Source data

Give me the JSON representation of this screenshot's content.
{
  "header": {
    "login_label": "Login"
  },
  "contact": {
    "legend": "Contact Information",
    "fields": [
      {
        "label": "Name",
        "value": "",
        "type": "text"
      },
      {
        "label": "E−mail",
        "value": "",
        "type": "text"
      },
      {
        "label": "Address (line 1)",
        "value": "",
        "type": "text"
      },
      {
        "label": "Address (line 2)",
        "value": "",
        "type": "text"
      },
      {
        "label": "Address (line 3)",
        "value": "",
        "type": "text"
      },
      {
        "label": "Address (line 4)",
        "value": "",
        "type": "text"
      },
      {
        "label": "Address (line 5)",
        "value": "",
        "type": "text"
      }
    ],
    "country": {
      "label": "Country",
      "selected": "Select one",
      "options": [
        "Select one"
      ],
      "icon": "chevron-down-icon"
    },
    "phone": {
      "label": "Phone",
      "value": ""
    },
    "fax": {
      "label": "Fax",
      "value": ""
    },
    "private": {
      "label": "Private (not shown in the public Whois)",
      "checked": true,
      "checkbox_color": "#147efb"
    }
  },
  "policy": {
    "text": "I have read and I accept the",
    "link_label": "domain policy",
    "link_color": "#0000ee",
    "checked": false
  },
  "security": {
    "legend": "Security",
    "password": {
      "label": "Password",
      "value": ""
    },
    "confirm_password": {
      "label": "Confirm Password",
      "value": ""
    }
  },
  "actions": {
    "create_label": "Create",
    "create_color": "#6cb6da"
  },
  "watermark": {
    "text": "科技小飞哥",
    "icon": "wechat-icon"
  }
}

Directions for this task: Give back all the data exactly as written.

Answer section:
Give me the JSON representation of this screenshot's content.
{
  "header": {
    "login_label": "Login"
  },
  "contact": {
    "legend": "Contact Information",
    "fields": [
      {
        "label": "Name",
        "value": "",
        "type": "text"
      },
      {
        "label": "E−mail",
        "value": "",
        "type": "text"
      },
      {
        "label": "Address (line 1)",
        "value": "",
        "type": "text"
      },
      {
        "label": "Address (line 2)",
        "value": "",
        "type": "text"
      },
      {
        "label": "Address (line 3)",
        "value": "",
        "type": "text"
      },
      {
        "label": "Address (line 4)",
        "value": "",
        "type": "text"
      },
      {
        "label": "Address (line 5)",
        "value": "",
        "type": "text"
      }
    ],
    "country": {
      "label": "Country",
      "selected": "Select one",
      "options": [
        "Select one"
      ],
      "icon": "chevron-down-icon"
    },
    "phone": {
      "label": "Phone",
      "value": ""
    },
    "fax": {
      "label": "Fax",
      "value": ""
    },
    "private": {
      "label": "Private (not shown in the public Whois)",
      "checked": true,
      "checkbox_color": "#147efb"
    }
  },
  "policy": {
    "text": "I have read and I accept the",
    "link_label": "domain policy",
    "link_color": "#0000ee",
    "checked": false
  },
  "security": {
    "legend": "Security",
    "password": {
      "label": "Password",
      "value": ""
    },
    "confirm_password": {
      "label": "Confirm Password",
      "value": ""
    }
  },
  "actions": {
    "create_label": "Create",
    "create_color": "#6cb6da"
  },
  "watermark": {
    "text": "科技小飞哥",
    "icon": "wechat-icon"
  }
}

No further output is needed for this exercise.